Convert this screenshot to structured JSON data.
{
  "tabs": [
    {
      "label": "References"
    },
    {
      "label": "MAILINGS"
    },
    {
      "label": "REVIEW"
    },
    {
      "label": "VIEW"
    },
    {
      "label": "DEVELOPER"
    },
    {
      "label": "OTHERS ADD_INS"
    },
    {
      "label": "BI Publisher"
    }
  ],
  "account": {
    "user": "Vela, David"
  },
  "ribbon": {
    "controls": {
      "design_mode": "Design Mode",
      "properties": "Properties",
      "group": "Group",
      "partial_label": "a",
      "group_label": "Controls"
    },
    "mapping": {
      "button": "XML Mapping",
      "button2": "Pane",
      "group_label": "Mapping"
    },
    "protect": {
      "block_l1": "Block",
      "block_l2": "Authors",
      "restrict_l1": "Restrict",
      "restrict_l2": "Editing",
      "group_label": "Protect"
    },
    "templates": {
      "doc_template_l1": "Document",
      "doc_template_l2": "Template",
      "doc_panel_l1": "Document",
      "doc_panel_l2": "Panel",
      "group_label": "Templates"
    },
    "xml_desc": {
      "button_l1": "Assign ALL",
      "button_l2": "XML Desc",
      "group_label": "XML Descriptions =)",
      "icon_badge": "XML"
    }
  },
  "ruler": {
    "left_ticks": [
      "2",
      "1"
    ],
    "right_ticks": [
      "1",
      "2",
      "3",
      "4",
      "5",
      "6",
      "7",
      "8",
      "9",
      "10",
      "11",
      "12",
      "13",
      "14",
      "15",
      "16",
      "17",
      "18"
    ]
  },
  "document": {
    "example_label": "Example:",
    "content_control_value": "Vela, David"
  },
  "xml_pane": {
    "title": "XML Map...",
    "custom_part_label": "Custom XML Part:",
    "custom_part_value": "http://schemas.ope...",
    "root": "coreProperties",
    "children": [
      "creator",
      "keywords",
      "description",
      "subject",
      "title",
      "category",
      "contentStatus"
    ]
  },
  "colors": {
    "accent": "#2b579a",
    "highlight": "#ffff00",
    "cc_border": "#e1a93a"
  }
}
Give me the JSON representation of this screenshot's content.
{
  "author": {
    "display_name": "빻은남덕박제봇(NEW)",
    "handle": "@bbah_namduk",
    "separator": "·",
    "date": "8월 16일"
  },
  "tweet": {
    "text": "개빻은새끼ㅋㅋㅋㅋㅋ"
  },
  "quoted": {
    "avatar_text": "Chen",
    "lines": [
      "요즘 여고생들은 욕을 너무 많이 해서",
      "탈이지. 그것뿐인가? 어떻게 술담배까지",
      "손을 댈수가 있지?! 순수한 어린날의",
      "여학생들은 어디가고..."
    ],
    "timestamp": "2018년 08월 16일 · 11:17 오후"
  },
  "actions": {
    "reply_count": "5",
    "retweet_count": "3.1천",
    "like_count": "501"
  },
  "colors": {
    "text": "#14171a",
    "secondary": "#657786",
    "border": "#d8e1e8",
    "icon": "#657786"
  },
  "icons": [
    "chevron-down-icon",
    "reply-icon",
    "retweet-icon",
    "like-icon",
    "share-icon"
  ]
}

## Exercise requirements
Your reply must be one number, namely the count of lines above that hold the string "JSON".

## Response area
2